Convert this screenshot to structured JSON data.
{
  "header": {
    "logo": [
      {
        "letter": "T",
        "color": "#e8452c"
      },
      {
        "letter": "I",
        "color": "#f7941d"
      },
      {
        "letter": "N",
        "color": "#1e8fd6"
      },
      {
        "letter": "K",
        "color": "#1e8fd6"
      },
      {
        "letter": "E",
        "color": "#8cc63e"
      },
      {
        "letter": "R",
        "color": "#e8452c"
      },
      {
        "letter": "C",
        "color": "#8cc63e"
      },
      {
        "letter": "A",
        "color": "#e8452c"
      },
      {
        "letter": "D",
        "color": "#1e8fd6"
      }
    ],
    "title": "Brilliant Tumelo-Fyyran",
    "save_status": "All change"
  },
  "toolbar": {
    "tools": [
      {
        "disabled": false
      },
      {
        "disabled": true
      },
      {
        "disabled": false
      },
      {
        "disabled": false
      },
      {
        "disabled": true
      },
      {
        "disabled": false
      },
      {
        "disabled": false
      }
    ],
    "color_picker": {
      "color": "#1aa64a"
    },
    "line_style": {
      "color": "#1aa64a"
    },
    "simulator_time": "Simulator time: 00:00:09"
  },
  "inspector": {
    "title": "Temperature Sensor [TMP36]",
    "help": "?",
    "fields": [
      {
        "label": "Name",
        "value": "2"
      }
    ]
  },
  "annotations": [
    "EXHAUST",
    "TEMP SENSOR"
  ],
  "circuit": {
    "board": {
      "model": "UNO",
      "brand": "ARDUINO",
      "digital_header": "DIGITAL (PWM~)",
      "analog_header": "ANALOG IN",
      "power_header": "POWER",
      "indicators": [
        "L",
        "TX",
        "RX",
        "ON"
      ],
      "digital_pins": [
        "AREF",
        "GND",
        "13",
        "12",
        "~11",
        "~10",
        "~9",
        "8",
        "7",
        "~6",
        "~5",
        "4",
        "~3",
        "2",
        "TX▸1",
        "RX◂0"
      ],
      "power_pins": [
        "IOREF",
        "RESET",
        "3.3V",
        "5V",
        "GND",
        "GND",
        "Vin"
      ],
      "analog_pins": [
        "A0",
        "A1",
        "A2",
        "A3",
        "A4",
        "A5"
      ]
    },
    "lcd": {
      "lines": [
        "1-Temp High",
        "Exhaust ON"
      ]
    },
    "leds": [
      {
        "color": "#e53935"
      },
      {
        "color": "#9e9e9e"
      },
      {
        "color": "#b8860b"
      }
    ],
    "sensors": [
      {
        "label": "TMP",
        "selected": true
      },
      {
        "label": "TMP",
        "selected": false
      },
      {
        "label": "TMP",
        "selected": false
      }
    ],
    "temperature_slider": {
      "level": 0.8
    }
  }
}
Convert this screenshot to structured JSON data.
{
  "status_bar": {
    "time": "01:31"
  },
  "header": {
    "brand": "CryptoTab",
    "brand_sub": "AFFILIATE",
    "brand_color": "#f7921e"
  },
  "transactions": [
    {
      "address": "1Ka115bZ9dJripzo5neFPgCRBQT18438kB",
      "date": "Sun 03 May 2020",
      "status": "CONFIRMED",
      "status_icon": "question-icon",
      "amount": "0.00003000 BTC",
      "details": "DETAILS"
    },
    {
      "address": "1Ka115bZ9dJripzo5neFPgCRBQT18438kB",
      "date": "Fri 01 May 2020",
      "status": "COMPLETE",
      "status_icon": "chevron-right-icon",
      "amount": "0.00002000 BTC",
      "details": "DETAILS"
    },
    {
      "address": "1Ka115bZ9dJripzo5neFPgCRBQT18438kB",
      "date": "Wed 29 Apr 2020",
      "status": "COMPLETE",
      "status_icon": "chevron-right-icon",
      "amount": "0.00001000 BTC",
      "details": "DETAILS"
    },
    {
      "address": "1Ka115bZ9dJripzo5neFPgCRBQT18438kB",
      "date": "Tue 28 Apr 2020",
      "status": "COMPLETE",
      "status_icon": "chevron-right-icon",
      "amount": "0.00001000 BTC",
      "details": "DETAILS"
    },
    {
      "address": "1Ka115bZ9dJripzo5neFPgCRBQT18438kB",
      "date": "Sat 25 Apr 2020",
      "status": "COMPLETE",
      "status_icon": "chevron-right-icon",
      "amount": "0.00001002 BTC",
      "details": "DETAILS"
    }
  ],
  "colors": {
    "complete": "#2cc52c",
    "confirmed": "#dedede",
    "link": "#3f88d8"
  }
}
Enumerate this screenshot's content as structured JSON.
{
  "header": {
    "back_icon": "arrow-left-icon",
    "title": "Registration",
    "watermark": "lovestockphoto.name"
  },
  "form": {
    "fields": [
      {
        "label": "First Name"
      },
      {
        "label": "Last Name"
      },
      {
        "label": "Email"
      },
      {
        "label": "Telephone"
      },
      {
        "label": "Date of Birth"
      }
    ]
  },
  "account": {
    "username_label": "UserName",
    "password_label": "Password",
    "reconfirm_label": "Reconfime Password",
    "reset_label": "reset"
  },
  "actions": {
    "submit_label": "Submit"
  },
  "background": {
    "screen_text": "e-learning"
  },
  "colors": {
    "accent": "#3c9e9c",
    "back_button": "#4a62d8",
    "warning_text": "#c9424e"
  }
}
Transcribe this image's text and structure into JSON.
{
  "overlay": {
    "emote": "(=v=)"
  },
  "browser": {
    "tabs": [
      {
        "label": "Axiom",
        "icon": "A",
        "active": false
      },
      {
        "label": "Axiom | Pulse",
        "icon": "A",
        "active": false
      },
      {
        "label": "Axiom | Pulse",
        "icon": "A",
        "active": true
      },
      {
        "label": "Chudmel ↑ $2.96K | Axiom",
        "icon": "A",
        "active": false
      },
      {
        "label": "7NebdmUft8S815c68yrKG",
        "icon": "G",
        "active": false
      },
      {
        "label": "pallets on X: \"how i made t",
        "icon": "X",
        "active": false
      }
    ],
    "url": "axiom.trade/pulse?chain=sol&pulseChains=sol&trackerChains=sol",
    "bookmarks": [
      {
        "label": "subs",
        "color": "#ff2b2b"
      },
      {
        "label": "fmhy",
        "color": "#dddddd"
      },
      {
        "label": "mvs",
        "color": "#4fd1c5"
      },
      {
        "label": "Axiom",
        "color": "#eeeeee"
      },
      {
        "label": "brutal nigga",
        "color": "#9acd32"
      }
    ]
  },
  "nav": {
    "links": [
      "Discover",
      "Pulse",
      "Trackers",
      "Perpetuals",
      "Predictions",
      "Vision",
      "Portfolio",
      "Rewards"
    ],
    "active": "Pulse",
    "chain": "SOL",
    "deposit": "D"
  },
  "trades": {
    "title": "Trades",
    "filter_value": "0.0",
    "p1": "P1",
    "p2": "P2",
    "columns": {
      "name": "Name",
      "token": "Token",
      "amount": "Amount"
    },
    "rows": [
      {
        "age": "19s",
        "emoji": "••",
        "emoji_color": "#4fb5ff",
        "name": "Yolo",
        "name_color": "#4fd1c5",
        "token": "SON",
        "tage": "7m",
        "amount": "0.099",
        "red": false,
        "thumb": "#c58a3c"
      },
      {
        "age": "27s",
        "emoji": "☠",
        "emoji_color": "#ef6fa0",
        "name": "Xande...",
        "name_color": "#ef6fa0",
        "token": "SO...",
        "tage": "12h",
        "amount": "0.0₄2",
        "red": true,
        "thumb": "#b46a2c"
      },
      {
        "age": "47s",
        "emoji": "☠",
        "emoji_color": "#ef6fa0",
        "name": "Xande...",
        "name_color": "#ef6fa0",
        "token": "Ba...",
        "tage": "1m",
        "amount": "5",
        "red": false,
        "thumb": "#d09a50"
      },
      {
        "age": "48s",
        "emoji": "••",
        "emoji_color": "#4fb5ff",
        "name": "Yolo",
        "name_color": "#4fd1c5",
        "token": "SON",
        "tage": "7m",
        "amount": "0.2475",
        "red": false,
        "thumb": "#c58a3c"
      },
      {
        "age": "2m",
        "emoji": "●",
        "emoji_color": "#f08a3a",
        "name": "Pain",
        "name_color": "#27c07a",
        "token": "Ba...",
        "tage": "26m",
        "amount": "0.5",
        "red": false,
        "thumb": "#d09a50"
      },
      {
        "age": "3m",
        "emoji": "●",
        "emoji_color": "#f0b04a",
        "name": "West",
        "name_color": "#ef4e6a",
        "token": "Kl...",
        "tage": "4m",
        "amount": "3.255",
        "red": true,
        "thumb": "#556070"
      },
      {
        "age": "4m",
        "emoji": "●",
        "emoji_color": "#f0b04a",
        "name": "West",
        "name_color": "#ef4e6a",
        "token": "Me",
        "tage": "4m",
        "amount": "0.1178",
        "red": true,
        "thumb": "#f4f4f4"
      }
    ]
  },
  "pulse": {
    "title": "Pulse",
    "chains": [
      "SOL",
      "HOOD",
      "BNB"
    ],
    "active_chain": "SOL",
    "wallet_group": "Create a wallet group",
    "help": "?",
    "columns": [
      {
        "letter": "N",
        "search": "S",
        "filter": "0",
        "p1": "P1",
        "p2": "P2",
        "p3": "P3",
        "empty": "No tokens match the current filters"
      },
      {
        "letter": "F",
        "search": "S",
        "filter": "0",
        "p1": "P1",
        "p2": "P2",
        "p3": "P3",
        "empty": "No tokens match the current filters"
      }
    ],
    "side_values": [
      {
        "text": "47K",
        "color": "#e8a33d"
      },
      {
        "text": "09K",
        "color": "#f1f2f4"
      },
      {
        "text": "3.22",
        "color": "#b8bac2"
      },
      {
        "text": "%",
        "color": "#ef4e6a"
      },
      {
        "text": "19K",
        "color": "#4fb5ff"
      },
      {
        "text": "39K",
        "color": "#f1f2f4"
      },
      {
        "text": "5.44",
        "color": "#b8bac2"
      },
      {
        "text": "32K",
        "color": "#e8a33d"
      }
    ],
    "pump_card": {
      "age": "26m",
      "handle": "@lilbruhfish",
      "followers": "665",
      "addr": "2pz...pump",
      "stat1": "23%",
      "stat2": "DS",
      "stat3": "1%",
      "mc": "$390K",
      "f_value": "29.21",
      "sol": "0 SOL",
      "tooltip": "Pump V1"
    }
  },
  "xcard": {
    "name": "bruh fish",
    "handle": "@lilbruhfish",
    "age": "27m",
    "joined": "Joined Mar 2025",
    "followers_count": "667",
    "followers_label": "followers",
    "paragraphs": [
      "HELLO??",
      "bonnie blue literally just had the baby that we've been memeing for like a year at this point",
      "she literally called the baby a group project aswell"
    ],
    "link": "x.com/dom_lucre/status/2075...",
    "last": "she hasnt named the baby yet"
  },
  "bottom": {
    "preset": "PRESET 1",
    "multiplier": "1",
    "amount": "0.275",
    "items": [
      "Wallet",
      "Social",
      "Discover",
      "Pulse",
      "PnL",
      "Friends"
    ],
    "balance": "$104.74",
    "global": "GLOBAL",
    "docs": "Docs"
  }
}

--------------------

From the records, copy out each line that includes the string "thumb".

        "thumb": "#c58a3c"
        "thumb": "#b46a2c"
        "thumb": "#d09a50"
        "thumb": "#c58a3c"
        "thumb": "#d09a50"
        "thumb": "#556070"
        "thumb": "#f4f4f4"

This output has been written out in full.